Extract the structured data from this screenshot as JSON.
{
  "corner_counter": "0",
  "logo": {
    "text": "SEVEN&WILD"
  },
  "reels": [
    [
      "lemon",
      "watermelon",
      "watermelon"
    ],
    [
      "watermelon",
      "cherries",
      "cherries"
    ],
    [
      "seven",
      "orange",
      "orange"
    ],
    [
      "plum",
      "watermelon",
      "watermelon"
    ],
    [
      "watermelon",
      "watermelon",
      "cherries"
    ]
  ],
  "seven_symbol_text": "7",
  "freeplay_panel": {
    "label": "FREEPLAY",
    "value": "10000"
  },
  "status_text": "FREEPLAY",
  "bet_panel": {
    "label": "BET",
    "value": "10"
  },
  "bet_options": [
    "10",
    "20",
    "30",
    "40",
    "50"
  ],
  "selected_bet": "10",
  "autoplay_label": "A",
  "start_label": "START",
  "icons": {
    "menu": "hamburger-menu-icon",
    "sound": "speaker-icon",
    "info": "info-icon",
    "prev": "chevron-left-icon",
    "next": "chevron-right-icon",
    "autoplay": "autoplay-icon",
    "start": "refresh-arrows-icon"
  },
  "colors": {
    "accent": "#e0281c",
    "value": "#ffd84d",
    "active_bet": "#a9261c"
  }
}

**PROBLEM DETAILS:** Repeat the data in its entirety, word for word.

**WRITTEN RESPONSE:**
Extract the structured data from this screenshot as JSON.
{
  "corner_counter": "0",
  "logo": {
    "text": "SEVEN&WILD"
  },
  "reels": [
    [
      "lemon",
      "watermelon",
      "watermelon"
    ],
    [
      "watermelon",
      "cherries",
      "cherries"
    ],
    [
      "seven",
      "orange",
      "orange"
    ],
    [
      "plum",
      "watermelon",
      "watermelon"
    ],
    [
      "watermelon",
      "watermelon",
      "cherries"
    ]
  ],
  "seven_symbol_text": "7",
  "freeplay_panel": {
    "label": "FREEPLAY",
    "value": "10000"
  },
  "status_text": "FREEPLAY",
  "bet_panel": {
    "label": "BET",
    "value": "10"
  },
  "bet_options": [
    "10",
    "20",
    "30",
    "40",
    "50"
  ],
  "selected_bet": "10",
  "autoplay_label": "A",
  "start_label": "START",
  "icons": {
    "menu": "hamburger-menu-icon",
    "sound": "speaker-icon",
    "info": "info-icon",
    "prev": "chevron-left-icon",
    "next": "chevron-right-icon",
    "autoplay": "autoplay-icon",
    "start": "refresh-arrows-icon"
  },
  "colors": {
    "accent": "#e0281c",
    "value": "#ffd84d",
    "active_bet": "#a9261c"
  }
}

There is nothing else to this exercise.